Chuck Tingle’s recurring theme is about proving love is real, and Chuck’s well-established method of publicly proven love is by providing material which allows people to feel acknowledged and supported in their lives, identities, and interests. (See, for instance, Chuck’s Harriet Porber series, written to provide trans readers with some “wizards in the modern world” stories that supports them in the wake of J.K. Rowling’s enthusiastic embrace of transphobia.) For the most part, Chuck has focused on issues of sexuality, asexuality, and gender, but he’s also delved into other areas such as autism representation.
Expressing affection for people based on their choice of hobby to an extent feels less urgent than those issues, especially in a time period when the hobby has more visibility and acceptance than ever. That said, the idea that your hobby is not a mere frittering-away of time but a shared imaginative endeavour which has value both for the imaginative muscles it exercises and for the social interaction it gives rise to is a positive one to enunciate, and even if it doesn’t hit on a major social justice issue directly, it doesn’t need to – nobody can expend 100% of their energy solely on the most urgent issues facing them, their community, or the world, after all. And the idea that sharing and enjoying your hobby is a way of proving love is an idea which can be generalised beyond the world of tabletop RPGs.
As such, Dungeons, Dragons, and Buckaroos continues Chuck’s well-established practice of producing something which validates the communities he addresses (in this case the tabletop RPG hobby community, rather than communities based around sexuality or gender identity or other metrics), whilst having little time for those who are determined to just spread negativity. (There’s a troll who lives in a basement and likes chicken tendies in here, for instance.) If you were wondering whether the Tingleverse RPG was a parody of the medium, this is just further evidence that it’s more of a homage.
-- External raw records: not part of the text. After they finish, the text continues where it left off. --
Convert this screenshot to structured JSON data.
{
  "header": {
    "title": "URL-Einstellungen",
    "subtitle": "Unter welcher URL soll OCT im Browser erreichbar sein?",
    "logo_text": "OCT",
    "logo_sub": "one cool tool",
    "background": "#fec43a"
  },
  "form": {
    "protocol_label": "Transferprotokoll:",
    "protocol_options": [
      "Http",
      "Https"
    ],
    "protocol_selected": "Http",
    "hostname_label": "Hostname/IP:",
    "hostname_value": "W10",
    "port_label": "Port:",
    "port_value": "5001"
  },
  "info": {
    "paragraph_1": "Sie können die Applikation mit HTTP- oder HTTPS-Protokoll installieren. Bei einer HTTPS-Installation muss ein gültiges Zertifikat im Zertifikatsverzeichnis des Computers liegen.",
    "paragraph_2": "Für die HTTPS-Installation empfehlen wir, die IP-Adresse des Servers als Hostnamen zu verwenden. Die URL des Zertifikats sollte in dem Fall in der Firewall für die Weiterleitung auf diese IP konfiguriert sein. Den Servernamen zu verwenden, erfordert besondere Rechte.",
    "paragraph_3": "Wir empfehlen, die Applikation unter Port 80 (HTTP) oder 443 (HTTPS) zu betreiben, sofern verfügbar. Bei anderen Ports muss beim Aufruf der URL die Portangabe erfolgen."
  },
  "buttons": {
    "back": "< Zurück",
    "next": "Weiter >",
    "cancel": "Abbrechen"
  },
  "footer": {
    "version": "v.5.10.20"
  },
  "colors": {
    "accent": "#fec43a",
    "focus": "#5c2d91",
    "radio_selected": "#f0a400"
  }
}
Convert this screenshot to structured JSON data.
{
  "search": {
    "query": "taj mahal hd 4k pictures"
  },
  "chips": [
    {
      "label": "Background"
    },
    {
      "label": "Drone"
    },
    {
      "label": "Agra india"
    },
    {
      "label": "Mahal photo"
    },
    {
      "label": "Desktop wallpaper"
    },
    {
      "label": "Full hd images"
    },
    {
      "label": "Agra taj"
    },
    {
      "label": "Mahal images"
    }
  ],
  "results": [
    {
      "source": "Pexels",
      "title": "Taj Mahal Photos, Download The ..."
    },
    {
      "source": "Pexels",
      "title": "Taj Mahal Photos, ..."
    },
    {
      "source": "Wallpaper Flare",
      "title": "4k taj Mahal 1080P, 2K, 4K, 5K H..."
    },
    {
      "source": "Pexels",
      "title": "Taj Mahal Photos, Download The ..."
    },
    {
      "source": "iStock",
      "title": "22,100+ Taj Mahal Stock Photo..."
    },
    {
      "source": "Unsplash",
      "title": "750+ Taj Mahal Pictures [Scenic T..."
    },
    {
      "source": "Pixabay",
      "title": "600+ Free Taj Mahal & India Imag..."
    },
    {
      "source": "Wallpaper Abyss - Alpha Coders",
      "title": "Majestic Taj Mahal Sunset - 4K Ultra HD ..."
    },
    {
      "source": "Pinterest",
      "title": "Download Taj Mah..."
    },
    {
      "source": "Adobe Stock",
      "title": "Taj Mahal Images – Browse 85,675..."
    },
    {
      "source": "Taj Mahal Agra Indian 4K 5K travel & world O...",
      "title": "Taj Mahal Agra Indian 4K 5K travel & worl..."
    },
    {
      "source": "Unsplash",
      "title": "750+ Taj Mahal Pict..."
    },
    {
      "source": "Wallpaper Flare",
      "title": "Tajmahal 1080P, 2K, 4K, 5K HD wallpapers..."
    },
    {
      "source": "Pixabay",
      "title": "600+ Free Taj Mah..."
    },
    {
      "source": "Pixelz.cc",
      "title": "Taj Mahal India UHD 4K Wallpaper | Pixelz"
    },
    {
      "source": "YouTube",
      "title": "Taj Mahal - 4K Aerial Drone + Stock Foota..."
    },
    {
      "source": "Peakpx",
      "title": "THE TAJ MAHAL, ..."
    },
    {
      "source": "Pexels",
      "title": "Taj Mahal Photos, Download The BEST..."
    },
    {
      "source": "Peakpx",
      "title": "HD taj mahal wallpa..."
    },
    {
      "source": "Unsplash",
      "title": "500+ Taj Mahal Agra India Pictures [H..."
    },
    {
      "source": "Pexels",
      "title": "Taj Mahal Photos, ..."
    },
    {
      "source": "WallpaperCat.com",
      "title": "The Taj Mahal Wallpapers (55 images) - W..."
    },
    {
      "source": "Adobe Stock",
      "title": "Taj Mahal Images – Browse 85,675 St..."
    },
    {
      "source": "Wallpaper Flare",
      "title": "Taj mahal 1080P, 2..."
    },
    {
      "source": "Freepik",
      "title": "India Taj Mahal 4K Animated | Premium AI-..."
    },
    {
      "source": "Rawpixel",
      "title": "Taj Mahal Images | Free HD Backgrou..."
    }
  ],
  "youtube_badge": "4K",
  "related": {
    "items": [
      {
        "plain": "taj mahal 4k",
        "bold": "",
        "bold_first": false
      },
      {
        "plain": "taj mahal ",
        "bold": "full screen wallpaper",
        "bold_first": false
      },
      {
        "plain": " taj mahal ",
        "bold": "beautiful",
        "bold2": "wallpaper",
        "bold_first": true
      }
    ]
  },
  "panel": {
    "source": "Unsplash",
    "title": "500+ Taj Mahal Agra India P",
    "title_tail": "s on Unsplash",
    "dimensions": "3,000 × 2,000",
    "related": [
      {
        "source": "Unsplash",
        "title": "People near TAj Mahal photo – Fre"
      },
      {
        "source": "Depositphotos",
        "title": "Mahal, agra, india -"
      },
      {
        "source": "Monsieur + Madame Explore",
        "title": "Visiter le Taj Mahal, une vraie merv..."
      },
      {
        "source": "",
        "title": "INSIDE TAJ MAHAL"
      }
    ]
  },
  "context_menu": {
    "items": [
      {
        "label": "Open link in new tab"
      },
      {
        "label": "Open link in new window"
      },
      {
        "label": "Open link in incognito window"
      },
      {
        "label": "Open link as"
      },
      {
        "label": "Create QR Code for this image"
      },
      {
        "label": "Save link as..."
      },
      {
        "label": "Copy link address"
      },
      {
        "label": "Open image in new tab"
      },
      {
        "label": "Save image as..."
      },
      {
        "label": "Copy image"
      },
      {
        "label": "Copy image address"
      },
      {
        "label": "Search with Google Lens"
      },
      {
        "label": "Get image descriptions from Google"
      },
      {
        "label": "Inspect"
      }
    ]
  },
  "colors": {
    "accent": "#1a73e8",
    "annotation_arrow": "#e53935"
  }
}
As always with Chuck, it’s best to take him entirely at face value (or, in his case, bag-over-head-value).